Fifty-three years after Neil Armstrong became the first human to walk on the moon, NASA is gearing up to launch the Artemis I Moon Mission at the end of August, which will pen the next chapter in the history of human civilization.
The world’s leading space agency announced on July 20 that it would launch the Artemis I mission by the end of August to enable further exploration of the Moon. The launch will kick off NASA’s Artemis Mission Program, which aims to put humans on the Moon.
The agency aims to land the first woman on the Moon in 2025, setting the scene for NASA’s upcoming major milestones which includes sending astronauts to Mars.
The Artemis stack, which consists of the Space Launch System (SLS) and the Orion spacecraft, is currently being maintained at Kennedy Space Center, according to NASA in a media teleconference on July 20.
The SLS stack can move to the pad after only a few tests are complete. The group anticipates it to occur as soon as August 18.
After numerous test attempts and delays, NASA’s Artemis 1 completed the wet dress rehearsal last month despite the leak issues. The agency reported that the problem with the hydrogen leak and the technical issue was also resolved.

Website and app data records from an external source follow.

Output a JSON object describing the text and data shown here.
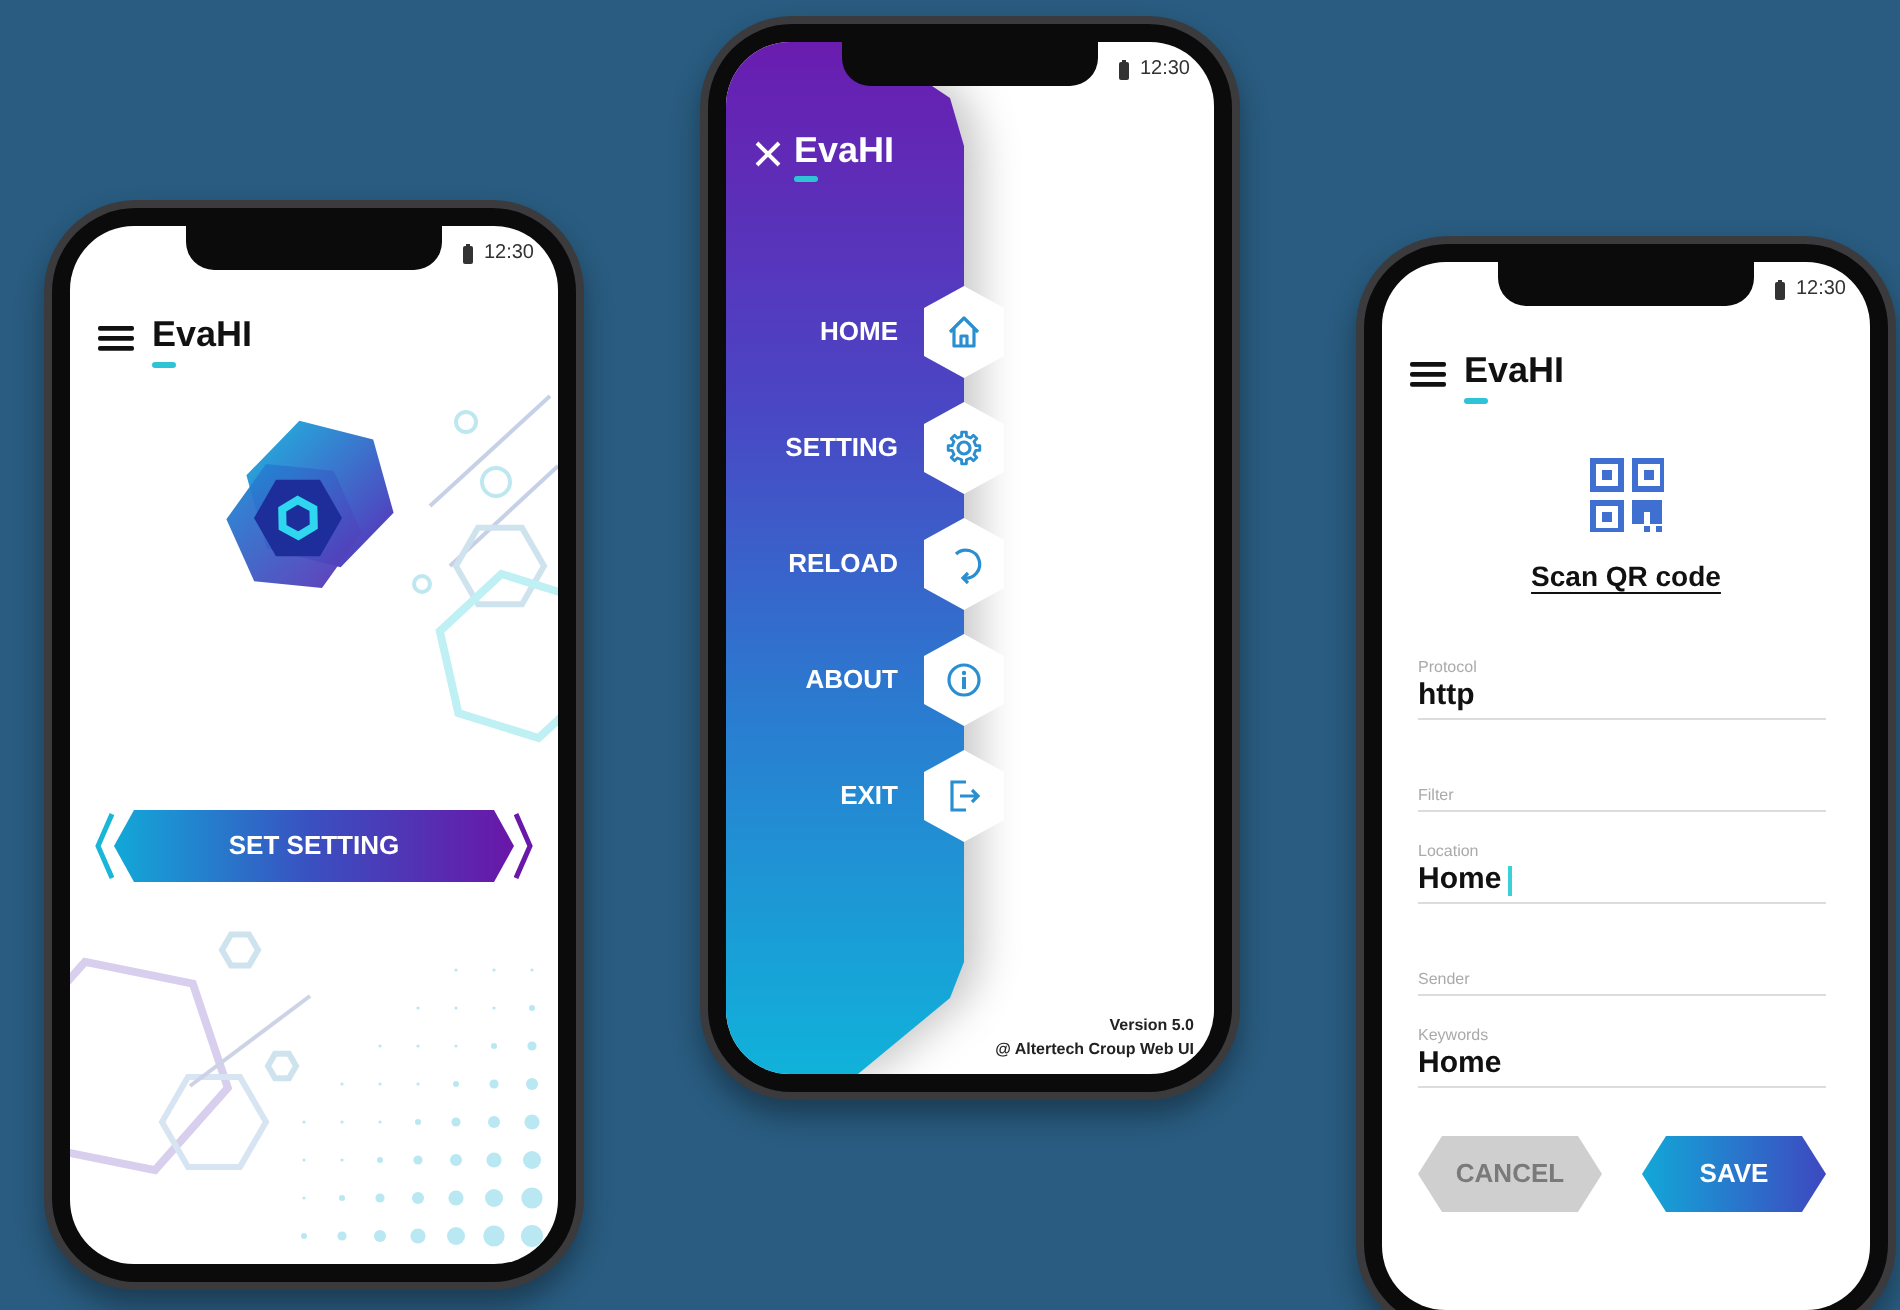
{
  "phones": [
    {
      "kind": "home",
      "status_time": "12:30",
      "app_title": "EvaHI",
      "action_button": "SET SETTING"
    },
    {
      "kind": "menu",
      "status_time": "12:30",
      "app_title": "EvaHI",
      "menu_items": [
        {
          "label": "HOME"
        },
        {
          "label": "SETTING"
        },
        {
          "label": "RELOAD"
        },
        {
          "label": "ABOUT"
        },
        {
          "label": "EXIT"
        }
      ],
      "version": "Version 5.0",
      "copyright": "@ Altertech Croup Web UI"
    },
    {
      "kind": "form",
      "status_time": "12:30",
      "app_title": "EvaHI",
      "scan_link": "Scan QR code",
      "fields": [
        {
          "label": "Protocol",
          "value": "http",
          "focused": false
        },
        {
          "label": "Filter",
          "focused": false
        },
        {
          "label": "Location",
          "value": "Home",
          "focused": true
        },
        {
          "label": "Sender",
          "focused": false
        },
        {
          "label": "Keywords",
          "value": "Home",
          "focused": false
        }
      ],
      "buttons": [
        {
          "label": "CANCEL",
          "kind": "secondary"
        },
        {
          "label": "SAVE",
          "kind": "primary"
        }
      ]
    }
  ]
}
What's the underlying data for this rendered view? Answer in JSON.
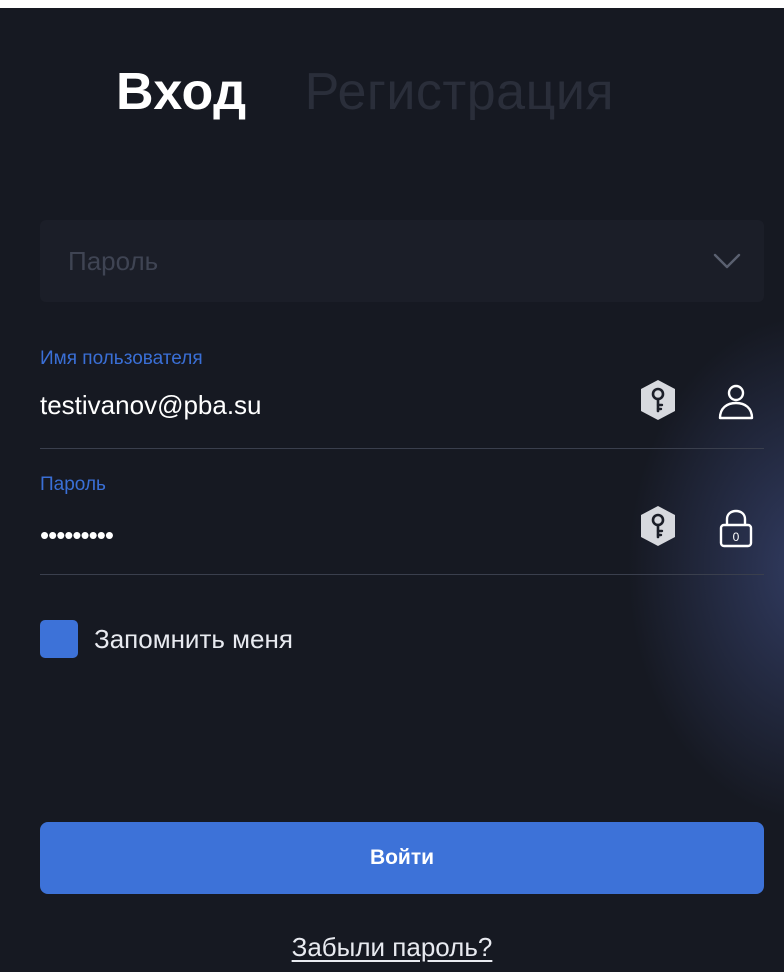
{
  "tabs": {
    "login": "Вход",
    "register": "Регистрация"
  },
  "auth_select": {
    "placeholder": "Пароль",
    "icon": "chevron-down-icon"
  },
  "username_field": {
    "label": "Имя пользователя",
    "value": "testivanov@pba.su",
    "icons": [
      "key-icon",
      "user-icon"
    ]
  },
  "password_field": {
    "label": "Пароль",
    "masked_value": "•••••••••",
    "icons": [
      "key-icon",
      "lock-icon"
    ]
  },
  "remember": {
    "label": "Запомнить меня",
    "checked": true
  },
  "submit_label": "Войти",
  "forgot_link": "Забыли пароль?",
  "colors": {
    "background": "#161922",
    "accent": "#3d72d8",
    "label": "#3a6fd6",
    "text": "#ffffff",
    "muted": "#3f4453"
  }
}
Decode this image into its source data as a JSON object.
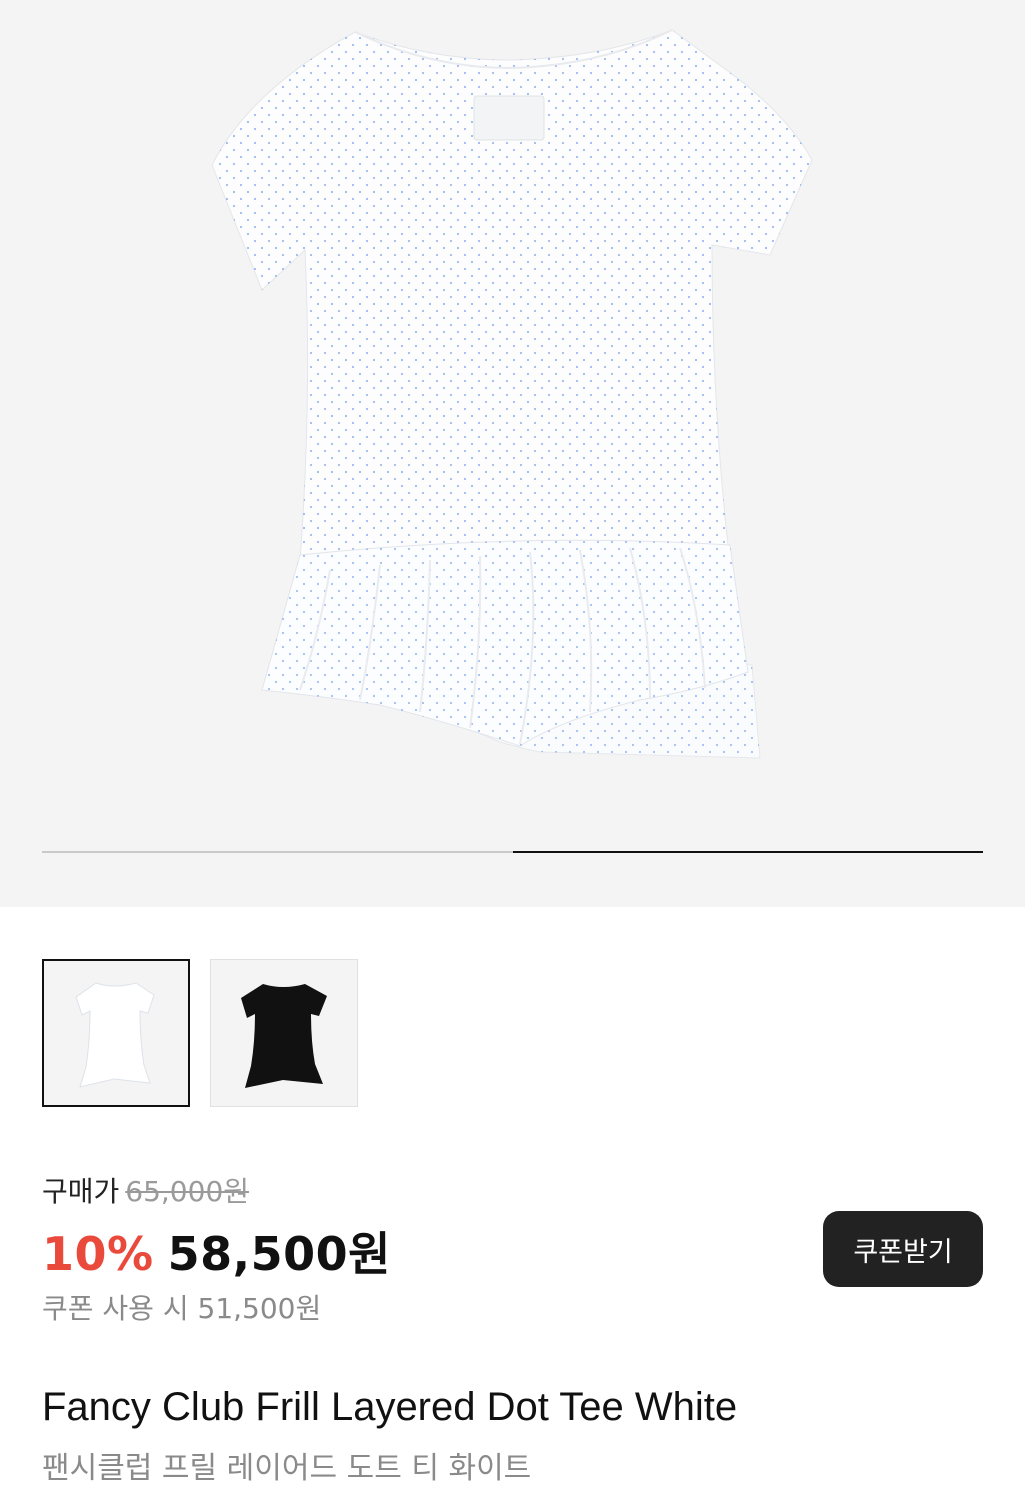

The launch date of the first test flight is scheduled for August 29. The next two test flights will be conducted on September 2 and September 5, respectively.
All three departures will be uncrewed flights with only human models on board. The launch date, however, is still subject to change, depending upon Florida’s weather circumstances and issues arising before the rocket is off the ground.
If the Orion spacecraft’s journey to the Moon and back is successful, astronauts could board in 2023 and land on the Moon in 2025. On July 20, 1969, the Apollo 11 spacecraft delivered three astronauts to the Moon: Neil Armstrong, Buzz Aldrin, and Michael Collins marking a significant step forward in human space exploration.